The star sides with the kids against their natural enemies, the ushers.      

As  he  signed for me again, I realized that I had grown  over those  summers since NBC.  I was now taller than he was.      

Or so it seemed.

Today, upon reflection, I know I was wrong.

Alan Ladd has always been ten feet tall.

Rosie says "Arf"


Kaye Wilkinson Barley - Meanderings and Muses said...

Bob - Welcome!! What a terrific piece this is! LOVE it, and love having you here.
Thanks much,

Anonymous said...

Great blog, Bob! Love your Alan Ladd story, and I can hardly wait to get my hands on A RHUMBA IN WALTZ TIME!

Pat Browning

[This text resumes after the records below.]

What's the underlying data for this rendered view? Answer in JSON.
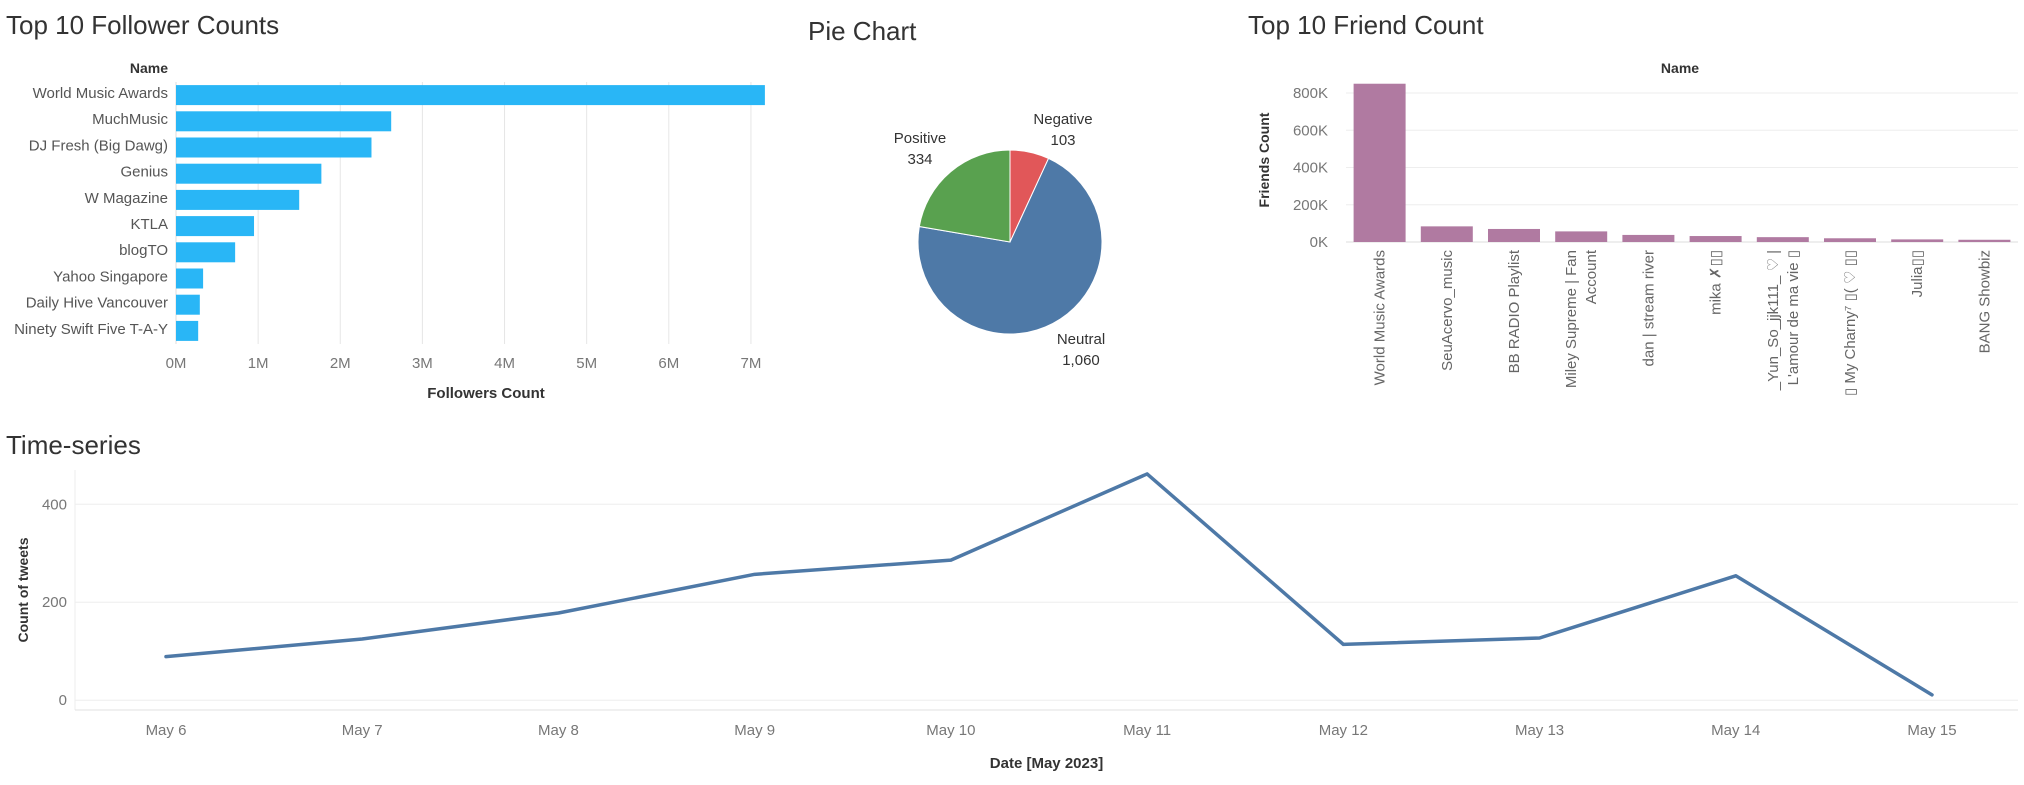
{
  "dashboard": {
    "follower_title": "Top 10 Follower Counts",
    "pie_title": "Pie Chart",
    "friend_title": "Top 10 Friend Count",
    "timeseries_title": "Time-series"
  },
  "colors": {
    "followers_bar": "#29b6f6",
    "friends_bar": "#b07aa1",
    "line": "#4e79a7",
    "pie_positive": "#59a14f",
    "pie_negative": "#e15759",
    "pie_neutral": "#4e79a7"
  },
  "chart_data": [
    {
      "id": "followers",
      "type": "bar",
      "orientation": "horizontal",
      "title": "Top 10 Follower Counts",
      "category_header": "Name",
      "xlabel": "Followers Count",
      "categories": [
        "World Music Awards",
        "MuchMusic",
        "DJ Fresh (Big Dawg)",
        "Genius",
        "W Magazine",
        "KTLA",
        "blogTO",
        "Yahoo Singapore",
        "Daily Hive Vancouver",
        "Ninety Swift Five T-A-Y"
      ],
      "values": [
        7170000,
        2620000,
        2380000,
        1770000,
        1500000,
        950000,
        720000,
        330000,
        290000,
        270000
      ],
      "xticks": [
        0,
        1000000,
        2000000,
        3000000,
        4000000,
        5000000,
        6000000,
        7000000
      ],
      "xtick_labels": [
        "0M",
        "1M",
        "2M",
        "3M",
        "4M",
        "5M",
        "6M",
        "7M"
      ],
      "xlim": [
        0,
        7500000
      ],
      "grid": true
    },
    {
      "id": "sentiment",
      "type": "pie",
      "title": "Pie Chart",
      "slices": [
        {
          "label": "Negative",
          "value": 103,
          "display": "103"
        },
        {
          "label": "Neutral",
          "value": 1060,
          "display": "1,060"
        },
        {
          "label": "Positive",
          "value": 334,
          "display": "334"
        }
      ]
    },
    {
      "id": "friends",
      "type": "bar",
      "orientation": "vertical",
      "title": "Top 10 Friend Count",
      "category_header": "Name",
      "ylabel": "Friends Count",
      "categories": [
        [
          "World Music Awards"
        ],
        [
          "SeuAcervo_music"
        ],
        [
          "BB RADIO Playlist"
        ],
        [
          "Miley Supreme | Fan",
          "Account"
        ],
        [
          "dan | stream river"
        ],
        [
          "mika ✗▯▯"
        ],
        [
          "_Yun_So_jjk111_ ♡ |",
          "L'amour de ma vie ▯"
        ],
        [
          "▯ My Charny⁷ ▯( ♡ ▯▯"
        ],
        [
          "Julia▯▯"
        ],
        [
          "BANG Showbiz"
        ]
      ],
      "values": [
        850000,
        84000,
        70000,
        57000,
        38000,
        32000,
        26000,
        20000,
        14000,
        12000
      ],
      "yticks": [
        0,
        200000,
        400000,
        600000,
        800000
      ],
      "ytick_labels": [
        "0K",
        "200K",
        "400K",
        "600K",
        "800K"
      ],
      "ylim": [
        0,
        870000
      ],
      "grid": true
    },
    {
      "id": "timeseries",
      "type": "line",
      "title": "Time-series",
      "xlabel": "Date [May 2023]",
      "ylabel": "Count of tweets",
      "x": [
        "May 6",
        "May 7",
        "May 8",
        "May 9",
        "May 10",
        "May 11",
        "May 12",
        "May 13",
        "May 14",
        "May 15"
      ],
      "series": [
        {
          "values": [
            89,
            125,
            178,
            257,
            286,
            462,
            114,
            127,
            254,
            11
          ]
        }
      ],
      "yticks": [
        0,
        200,
        400
      ],
      "ytick_labels": [
        "0",
        "200",
        "400"
      ],
      "ylim": [
        -20,
        470
      ],
      "grid": true
    }
  ]
}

Kate Thornton said...

I just want to brag - I once hugged Bob, in front of his wife, at a Swedish Midsummer Night party in Pasadena thrown by writer Tama Ryder & her gorgeous Swedish husband.

I love Bob and his work. And he's a damn fine hugger, too.


Tom Sawyer said...

Delicious blog, Bob.
Many thanks - for it, and for your friendship
Tom Sawyer

Marilyn Meredith a.k.a. F. M. Meredith said...

Hi, Bob, I did much the same thing as a kid though I went to the Lux Radio Theater perfomances and hung around the parking lot when the stars came out. I was "in love" with Van Johnson (I think I was 12), he eluded me, got into his car and drove off. I ran after him down the middle of the street and caught him at the stop light--and yes,he signed my autograph book.


Rochelle Staab said...

Your story about autographs is so timely, Bob. In these days of Kindle and Nook, with nowhere for an author to sign for the readers, wouldn't it be fun to bring back autograph books?

So great to see you here. I'm excited to read your new book. No one writes the backstage of Hollywood and brings it to life like you do!

Dick Lochte said...

Very nice, Bob. Glad to hear about Ladd who was always a favorite of mine when I was a kid.